Is LNG the Fuel of the Future?
Source: Fin Shots
17 March 2022 – by Eric Koons
Last updated on 31 March 2022
LNG Fuel is fast becoming the go-to form of energy for countries moving away from coal and petroleum. Pundits label Liquefied Natural Gas (LNG) as a “transition fuel” as countries shift towards a low-carbon future using renewable energy.
Is LNG a Fuel?
LNG is a fuel, like coal, petroleum, and diesel fuel. Generally speaking, LNG is a safe, versatile fuel source. Burning LNG in its liquid form is possible, as well as reverting it to its gaseous state for other uses. In both cases, LNG has a high energy capacity with its uses spreading throughout society.
Is LNG a Fossil Fuel?
LNG is a fossil fuel, but this high-capacity energy source produces less carbon dioxide and greenhouse gas emissions than other fossil fuels. It can help meet growing power demands in developed and developing countries before a complete shift to clean energy.
China is already one of the world’s leading LNG consumers, and the rest of Asia will follow suit in the coming decades. We expect several projects to come online by 2027 to fill rising energy demands. These projects should improve access and ease natural gas transportation throughout several regions. Global LNG trade and global LNG imports are also rising. As a result, natural gas production has increased along with prices. New LNG export facilities and export terminals are being built to facilitate this growth.
What Type of Fuel Is LNG?
When natural gas is liquefied, LNG results. This happens by cooling natural gas to −162°C (−260°F), where it transforms into a liquid and occupies far less space than as a gas, 1/600th the volume, to be exact. This natural gas liquefaction makes transporting natural gas far more manageable and safer.
While LNG can power vehicles, replacing fuels with higher carbon dioxide emissions, it is often more useful as gas for power plants and electrical grids or heating.
LNG has several uses.
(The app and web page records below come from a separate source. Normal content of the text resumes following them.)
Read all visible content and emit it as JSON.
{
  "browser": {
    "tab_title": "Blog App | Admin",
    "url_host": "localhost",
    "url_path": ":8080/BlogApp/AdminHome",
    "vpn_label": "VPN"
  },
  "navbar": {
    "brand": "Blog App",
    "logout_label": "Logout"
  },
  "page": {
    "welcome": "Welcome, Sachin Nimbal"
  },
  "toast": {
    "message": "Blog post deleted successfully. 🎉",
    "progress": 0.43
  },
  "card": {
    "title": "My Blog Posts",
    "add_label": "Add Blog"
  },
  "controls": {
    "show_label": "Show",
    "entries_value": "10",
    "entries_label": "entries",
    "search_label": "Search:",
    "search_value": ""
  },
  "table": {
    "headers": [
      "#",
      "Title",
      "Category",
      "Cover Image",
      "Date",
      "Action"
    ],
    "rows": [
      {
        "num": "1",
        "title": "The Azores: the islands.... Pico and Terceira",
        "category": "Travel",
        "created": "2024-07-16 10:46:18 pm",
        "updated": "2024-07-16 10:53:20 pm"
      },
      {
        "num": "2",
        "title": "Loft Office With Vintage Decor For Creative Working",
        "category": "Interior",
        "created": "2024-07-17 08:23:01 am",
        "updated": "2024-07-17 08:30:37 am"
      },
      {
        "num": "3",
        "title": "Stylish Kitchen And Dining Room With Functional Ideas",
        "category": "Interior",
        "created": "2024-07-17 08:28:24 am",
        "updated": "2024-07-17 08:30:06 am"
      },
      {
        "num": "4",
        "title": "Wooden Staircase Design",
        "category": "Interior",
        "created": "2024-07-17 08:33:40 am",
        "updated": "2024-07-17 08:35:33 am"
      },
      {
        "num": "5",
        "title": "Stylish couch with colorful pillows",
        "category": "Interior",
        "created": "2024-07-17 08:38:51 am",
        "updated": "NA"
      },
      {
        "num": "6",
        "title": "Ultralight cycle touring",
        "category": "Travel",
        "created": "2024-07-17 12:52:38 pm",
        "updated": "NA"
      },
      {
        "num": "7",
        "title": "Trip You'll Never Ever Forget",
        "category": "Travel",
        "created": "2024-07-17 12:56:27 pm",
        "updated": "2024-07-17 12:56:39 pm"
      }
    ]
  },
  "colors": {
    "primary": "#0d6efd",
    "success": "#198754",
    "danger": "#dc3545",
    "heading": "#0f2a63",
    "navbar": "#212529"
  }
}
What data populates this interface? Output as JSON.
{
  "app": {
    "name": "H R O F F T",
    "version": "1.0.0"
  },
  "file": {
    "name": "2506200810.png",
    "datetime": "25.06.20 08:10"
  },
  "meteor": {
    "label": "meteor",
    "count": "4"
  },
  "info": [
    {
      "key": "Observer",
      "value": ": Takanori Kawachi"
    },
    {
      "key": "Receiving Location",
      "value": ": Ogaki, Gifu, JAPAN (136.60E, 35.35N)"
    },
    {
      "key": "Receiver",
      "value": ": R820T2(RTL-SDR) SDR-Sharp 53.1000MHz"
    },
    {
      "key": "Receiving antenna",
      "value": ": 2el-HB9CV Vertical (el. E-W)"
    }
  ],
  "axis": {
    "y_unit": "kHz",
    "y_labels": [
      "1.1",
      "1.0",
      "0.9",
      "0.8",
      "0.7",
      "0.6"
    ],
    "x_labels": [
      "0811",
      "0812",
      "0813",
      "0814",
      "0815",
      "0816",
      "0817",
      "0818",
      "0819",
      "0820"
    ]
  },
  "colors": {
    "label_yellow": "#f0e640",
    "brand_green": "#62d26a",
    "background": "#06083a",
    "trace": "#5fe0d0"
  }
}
Primarily, however, transporting natural gas is its main draw card. After transportation, LNG is often returned to its gaseous state. Shortly after LNG uses range from residential, commercial, and industrial settings for heating, cooking, and generating electricity. Furthermore, and unknown to many, besides using as a transportation fuel, LNG plays a major role in the electric grids in many countries. For example, in 2009, the United States saw natural gas account for over 75% of the commercial and residential sector’s energy needs, 18% of the country’s electricity, and 3% of all vehicles.
How to Transport Natural Gas – Liquefying Natural Gas
When natural gas pipelines are not feasible to transport natural gas, liquefying natural gas is used to do that. This liquefaction process helps transport it to places where the natural gas pipeline can’t reach.
Is LNG Better Than Diesel?
Liquefied Natural Gas is an upgrade over diesel and other fossil fuels. It has a lower maintenance cost, is safe to use and transport, and pollutes up to 90% less than diesel. In terms of cost, diesel can be highly volatile, while LNG is, relatively speaking, more stable yet not immune to price fluctuations. In 2021, for example, LNG experienced unprecedented price swings from lows to highs.
Importantly, natural gas is odourless, colourless, non-toxic, and non-corrosive. In contrast, diesel is highly polluting and has a higher ignition risk. While still a fossil fuel, LNG’s properties make it the cleanest and most efficient fuel out of a dirty bunch.
The Future of the Liquefied Natural Gas (LNG) as a Fuel
Global demand for LNG is skyrocketing as the world transitions towards a low-carbon economic system with growing energy demand. LNG fuel is more cost-efficient, produces less carbon dioxide and has more day-to-day applications than many other fossil fuels.
The construction of significant LNG hubs in Asia and other major consuming regions will help ensure there’s enough supply while keeping operating costs and overhead low. As countries move away from fossil fuels like coal, LNG and natural gas will play minor roles in transitioning economies powered by renewable energy.
Go further with LNG
This article is part of our Ultimate Liquefied Natural Gas Guide.
We will discuss more related topics in the following articles, such as what is LNG used for?
by Eric Koons
Eric is a passionate environmental advocate that believes renewable energy is a key piece in meeting the world’s growing energy demands. He received an environmental science degree from the University of California and has worked to promote environmentally and socially sustainable practices since. Eric’s expertise extends across the environmental field, yet he maintains a strong focus on renewable energy. His work has been featured by leading environmental organizations, such as World Resources Institute and Hitachi ABB Power Grids.Read more